Those Were the Days: A Salute to Joe Tooley


I’ve met many people in my life, but none compared to the energy that Mr. Joe Tooley generated every day. This guy was a walking generator that never slowed down! Joe had lost his parents at an early age, but he taught us that we could get a good education due to American freedoms.

He graduated from Baylor University then graduated from Baylor Medical Pharmacy School. Joe had always wanted to have his own pharmacy and, in 1935, bought Richard’s Drug Store, which was for sale. He encouraged us kids that worked for him to appreciate our ltfe and use it for good.

When I met Mr. Tooley, Richard’s Drug Store owner, I was twelve years old. His pharmacy was located in downtown Pampa., Texas.

I had an afternoon paper route, but it only took up an hour of my time each day. Mr. Tooley hired me to deliver drugstore “stuff” to his customers and shut-ins. I enjoyed riding my bike, because it got me out of his store doing the stocking.

His wife went by “Doty” and worked at the store, and they were very kind and shared their viewpoint on life with me. I found out that Joe was part Choctaw Indian, born in the Oklahoma Indian Territory in July 1907 (Oklahoma did not join the US until November 1907 .) Both of these people were small in stature. Joe was 5’3,” and Dorothy was only 4’9”. However, these two folks had enough energy for five people, and it was infectious; it gave lots of “get up and go” to the rest of us. He met Dorothy E Harper, born in Logan, Kansas, but grew up in Pampa and married her in 1932.
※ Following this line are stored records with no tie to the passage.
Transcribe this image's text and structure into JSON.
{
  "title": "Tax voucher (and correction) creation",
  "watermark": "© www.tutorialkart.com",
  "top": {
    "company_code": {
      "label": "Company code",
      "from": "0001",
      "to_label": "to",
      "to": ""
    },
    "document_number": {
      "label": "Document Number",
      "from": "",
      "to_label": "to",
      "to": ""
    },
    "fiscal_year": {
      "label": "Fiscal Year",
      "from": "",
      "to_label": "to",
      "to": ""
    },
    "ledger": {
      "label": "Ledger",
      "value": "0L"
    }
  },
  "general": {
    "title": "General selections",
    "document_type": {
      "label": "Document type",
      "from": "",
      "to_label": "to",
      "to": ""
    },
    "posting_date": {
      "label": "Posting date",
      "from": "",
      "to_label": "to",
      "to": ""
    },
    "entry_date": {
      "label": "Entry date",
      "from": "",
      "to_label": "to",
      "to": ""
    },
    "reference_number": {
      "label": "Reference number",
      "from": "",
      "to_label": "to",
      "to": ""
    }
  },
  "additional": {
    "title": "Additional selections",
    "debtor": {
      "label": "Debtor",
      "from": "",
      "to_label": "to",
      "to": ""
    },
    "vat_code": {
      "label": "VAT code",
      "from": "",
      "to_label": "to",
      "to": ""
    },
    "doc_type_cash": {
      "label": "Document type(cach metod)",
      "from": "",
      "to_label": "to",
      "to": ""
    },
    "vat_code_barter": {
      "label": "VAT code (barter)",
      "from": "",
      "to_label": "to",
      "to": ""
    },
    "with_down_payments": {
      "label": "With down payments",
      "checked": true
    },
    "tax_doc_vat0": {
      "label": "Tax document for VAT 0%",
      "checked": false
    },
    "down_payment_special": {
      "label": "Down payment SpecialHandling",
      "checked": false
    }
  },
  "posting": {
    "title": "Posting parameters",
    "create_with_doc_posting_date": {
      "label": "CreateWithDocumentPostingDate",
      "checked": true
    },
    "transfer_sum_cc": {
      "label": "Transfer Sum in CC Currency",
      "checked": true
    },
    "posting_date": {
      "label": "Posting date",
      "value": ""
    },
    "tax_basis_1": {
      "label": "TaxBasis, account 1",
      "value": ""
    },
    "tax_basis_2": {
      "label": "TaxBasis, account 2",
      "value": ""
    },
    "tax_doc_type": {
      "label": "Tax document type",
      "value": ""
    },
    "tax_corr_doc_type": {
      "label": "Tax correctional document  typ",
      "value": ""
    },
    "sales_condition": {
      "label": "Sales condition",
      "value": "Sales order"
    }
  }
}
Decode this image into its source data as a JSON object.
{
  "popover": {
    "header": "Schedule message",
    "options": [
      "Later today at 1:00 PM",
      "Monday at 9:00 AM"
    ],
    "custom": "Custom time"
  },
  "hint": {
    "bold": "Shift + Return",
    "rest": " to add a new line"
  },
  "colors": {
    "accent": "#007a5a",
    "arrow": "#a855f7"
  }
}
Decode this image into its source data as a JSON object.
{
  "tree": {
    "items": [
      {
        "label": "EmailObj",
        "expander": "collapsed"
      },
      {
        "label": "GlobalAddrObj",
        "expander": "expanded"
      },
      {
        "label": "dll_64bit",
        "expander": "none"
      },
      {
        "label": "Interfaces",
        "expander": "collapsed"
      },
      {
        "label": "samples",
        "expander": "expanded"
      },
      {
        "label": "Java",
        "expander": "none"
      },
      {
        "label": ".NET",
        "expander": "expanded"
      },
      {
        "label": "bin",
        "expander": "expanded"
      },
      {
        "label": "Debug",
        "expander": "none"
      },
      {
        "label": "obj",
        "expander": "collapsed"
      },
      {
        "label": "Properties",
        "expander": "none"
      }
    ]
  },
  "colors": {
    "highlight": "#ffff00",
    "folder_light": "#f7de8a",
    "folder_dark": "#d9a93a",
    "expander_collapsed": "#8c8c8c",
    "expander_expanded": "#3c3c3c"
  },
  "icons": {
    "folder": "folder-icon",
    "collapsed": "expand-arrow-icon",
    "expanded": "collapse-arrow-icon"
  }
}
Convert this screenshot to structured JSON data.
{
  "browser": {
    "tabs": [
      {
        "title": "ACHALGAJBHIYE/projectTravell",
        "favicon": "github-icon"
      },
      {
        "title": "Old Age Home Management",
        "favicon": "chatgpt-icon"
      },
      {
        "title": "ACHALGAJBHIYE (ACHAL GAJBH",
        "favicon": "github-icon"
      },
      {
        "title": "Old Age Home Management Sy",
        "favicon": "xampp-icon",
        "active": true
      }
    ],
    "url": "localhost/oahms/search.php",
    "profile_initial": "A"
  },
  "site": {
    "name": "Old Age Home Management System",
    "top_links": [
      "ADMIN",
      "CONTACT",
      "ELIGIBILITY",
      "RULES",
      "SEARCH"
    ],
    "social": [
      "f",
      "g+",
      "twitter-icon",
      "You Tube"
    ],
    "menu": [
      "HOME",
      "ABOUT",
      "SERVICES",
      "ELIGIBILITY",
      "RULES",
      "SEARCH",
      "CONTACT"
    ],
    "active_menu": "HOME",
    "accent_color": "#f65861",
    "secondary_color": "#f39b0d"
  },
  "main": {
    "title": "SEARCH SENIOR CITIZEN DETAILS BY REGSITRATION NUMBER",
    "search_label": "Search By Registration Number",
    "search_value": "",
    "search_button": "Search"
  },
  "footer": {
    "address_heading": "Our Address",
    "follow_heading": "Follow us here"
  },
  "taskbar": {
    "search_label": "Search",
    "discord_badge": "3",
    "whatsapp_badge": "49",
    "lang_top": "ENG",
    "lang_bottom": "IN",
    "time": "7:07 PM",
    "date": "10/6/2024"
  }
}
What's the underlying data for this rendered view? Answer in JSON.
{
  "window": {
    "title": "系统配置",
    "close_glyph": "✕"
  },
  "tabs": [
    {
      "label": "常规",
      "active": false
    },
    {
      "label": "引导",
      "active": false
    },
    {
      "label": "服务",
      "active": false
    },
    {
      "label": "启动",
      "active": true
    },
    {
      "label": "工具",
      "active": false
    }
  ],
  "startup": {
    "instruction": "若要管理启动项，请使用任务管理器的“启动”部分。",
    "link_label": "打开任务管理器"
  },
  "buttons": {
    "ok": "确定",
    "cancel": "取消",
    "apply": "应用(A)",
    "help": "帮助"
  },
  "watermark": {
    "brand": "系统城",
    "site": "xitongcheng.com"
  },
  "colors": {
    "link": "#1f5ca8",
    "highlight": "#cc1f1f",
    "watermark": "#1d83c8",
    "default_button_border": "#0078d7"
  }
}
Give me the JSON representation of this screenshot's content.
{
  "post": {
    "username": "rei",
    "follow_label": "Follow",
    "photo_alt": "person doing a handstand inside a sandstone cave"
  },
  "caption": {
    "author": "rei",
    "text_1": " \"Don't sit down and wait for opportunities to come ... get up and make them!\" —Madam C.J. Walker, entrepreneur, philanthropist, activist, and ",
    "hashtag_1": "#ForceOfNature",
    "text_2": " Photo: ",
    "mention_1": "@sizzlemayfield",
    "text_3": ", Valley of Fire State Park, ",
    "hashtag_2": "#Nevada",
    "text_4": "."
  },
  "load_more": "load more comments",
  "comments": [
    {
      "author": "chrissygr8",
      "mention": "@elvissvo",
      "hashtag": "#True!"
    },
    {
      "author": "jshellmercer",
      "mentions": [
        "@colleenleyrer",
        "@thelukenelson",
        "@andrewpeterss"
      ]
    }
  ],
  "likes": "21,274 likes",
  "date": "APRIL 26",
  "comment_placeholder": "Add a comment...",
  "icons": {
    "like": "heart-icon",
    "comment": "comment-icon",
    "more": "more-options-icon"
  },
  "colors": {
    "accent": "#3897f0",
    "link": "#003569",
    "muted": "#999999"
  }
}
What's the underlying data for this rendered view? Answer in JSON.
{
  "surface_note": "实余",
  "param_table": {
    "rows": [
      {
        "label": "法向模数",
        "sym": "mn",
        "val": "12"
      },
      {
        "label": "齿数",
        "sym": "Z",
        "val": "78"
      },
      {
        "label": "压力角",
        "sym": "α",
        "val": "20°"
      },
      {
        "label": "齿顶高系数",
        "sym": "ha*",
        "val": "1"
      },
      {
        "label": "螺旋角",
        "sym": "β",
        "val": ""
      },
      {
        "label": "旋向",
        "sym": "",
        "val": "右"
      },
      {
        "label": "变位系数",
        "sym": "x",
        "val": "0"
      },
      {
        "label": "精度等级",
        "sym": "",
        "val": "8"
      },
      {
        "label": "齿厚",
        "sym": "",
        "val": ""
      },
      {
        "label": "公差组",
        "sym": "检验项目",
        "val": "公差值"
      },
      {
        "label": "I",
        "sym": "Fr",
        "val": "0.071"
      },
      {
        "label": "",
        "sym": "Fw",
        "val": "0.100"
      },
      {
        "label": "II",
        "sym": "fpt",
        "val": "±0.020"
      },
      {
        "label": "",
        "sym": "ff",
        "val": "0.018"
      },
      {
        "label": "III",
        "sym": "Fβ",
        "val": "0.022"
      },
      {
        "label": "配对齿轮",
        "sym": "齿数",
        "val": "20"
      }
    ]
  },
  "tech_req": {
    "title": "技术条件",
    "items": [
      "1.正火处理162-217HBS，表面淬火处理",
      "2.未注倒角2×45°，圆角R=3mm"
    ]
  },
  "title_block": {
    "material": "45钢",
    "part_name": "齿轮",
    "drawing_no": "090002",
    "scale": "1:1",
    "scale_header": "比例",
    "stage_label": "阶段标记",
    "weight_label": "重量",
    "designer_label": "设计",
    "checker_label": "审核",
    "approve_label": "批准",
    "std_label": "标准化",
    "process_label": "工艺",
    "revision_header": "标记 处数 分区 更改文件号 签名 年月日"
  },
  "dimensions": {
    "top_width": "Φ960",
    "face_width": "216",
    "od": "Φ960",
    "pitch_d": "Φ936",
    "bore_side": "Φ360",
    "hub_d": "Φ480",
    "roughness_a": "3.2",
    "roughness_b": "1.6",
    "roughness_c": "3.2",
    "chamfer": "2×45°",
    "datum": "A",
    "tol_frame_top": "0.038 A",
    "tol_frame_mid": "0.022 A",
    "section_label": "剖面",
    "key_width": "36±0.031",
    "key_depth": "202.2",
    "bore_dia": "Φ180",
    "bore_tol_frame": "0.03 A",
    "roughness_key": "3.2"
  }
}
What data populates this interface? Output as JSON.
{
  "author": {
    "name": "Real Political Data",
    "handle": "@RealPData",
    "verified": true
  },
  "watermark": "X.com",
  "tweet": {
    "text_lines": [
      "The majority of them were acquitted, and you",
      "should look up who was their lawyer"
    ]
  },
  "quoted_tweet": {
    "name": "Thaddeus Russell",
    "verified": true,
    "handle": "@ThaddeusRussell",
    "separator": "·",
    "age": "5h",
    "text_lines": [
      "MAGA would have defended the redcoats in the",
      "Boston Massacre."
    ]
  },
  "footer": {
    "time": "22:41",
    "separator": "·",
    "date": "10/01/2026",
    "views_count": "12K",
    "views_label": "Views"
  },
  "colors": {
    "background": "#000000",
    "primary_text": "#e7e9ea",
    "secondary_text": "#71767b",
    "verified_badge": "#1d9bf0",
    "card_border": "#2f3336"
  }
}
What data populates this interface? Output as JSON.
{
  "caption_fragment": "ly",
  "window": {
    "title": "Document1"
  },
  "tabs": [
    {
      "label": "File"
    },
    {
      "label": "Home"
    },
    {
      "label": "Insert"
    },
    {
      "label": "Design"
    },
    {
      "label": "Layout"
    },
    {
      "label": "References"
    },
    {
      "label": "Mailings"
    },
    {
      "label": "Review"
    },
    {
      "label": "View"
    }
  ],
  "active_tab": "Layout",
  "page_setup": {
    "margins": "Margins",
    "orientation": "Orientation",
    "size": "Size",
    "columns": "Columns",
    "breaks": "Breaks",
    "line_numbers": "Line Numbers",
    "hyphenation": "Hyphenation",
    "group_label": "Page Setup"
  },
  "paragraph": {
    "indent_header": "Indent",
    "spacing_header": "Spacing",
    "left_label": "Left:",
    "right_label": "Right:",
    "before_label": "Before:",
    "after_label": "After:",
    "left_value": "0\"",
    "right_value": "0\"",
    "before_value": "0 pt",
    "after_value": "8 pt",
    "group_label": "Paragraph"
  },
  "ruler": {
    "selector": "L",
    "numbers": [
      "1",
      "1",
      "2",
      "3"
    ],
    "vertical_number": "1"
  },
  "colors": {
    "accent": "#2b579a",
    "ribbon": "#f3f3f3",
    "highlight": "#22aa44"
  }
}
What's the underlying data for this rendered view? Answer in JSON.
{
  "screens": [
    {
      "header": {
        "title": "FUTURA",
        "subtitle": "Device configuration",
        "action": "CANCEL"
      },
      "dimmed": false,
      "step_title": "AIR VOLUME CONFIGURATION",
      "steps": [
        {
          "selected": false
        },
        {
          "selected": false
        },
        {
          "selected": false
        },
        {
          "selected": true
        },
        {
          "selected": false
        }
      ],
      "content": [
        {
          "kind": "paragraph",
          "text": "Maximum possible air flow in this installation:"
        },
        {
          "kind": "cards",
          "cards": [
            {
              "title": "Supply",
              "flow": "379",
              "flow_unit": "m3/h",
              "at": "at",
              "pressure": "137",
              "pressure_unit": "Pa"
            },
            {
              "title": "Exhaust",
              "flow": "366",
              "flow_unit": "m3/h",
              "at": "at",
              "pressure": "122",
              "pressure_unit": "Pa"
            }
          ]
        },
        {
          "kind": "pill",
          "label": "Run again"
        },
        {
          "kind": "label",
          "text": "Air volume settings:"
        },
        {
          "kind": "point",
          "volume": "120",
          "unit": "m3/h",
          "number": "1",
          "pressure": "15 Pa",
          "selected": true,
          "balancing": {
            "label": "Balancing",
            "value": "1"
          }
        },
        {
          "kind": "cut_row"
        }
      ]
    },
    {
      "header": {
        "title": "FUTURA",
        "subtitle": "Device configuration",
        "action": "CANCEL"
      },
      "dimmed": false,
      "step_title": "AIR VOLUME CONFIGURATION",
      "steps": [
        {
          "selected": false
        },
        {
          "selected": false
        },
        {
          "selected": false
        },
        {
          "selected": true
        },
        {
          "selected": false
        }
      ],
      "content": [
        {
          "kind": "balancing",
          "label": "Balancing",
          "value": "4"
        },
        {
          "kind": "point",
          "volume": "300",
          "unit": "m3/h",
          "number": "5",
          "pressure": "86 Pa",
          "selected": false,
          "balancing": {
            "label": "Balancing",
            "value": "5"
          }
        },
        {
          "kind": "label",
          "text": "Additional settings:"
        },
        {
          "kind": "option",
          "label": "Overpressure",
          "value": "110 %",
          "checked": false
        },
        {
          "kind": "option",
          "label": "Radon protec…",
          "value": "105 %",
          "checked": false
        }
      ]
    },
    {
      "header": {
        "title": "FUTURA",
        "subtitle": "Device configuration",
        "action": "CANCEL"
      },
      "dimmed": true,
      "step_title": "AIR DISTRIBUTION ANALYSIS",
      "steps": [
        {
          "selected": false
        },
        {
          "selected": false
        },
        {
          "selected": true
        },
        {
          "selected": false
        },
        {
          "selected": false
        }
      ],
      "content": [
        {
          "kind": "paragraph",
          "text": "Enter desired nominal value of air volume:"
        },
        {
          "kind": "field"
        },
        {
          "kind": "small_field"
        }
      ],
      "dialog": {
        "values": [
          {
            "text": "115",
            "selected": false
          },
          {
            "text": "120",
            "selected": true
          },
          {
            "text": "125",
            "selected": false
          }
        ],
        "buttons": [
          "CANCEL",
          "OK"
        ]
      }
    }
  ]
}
Naturally, Joe practiced what he preached. If anybody needed a prescription and couldn’t afford it, He gave it to them and said to pay whatever they could. He also provided medical supplies such as crutches, wheelchairs, tape, gauze pads, etc.

Joe was also very active with the Lions Club. They had what was called “The Tail Twister!” His job was to find something about a member and make him admit to it and then “fine” him from $1 to $5. An example would be a member who forgot his wife’s birthday (paid $1 fine) to forgetting his wife’s wedding anniversary (fined $5). Joe had built this fund up to a reasonable amount, and the Lions used this money to help anyone in first through 12 grade that needed a pair of glasses or eye surgery.

Joe even became a board member of the Texas Eye Association. Another project the Lions Club had was going door to door selling brooms. The club used the money to build a nursing home in Panhandle.

Joe Tooley and his family were members of the First Methodist Church and very active in different capacities. They had two girls, Bette Jo and Melinda Kay. Bette Jo was head cheerleader in high school in 1955. Joe opened his store at the age of 26 and sold it 40 years later.

Joe and Doty loved the circus throughout their life. If ever one was close by, he and his family were there. He liked it so much that when he retired he and his wife moved to Gainesville, Texas, where the circus resided in the wintertime.

Joe passed away at the age of 76 in 1983. He was a wonderful mentor and example to all who knew him.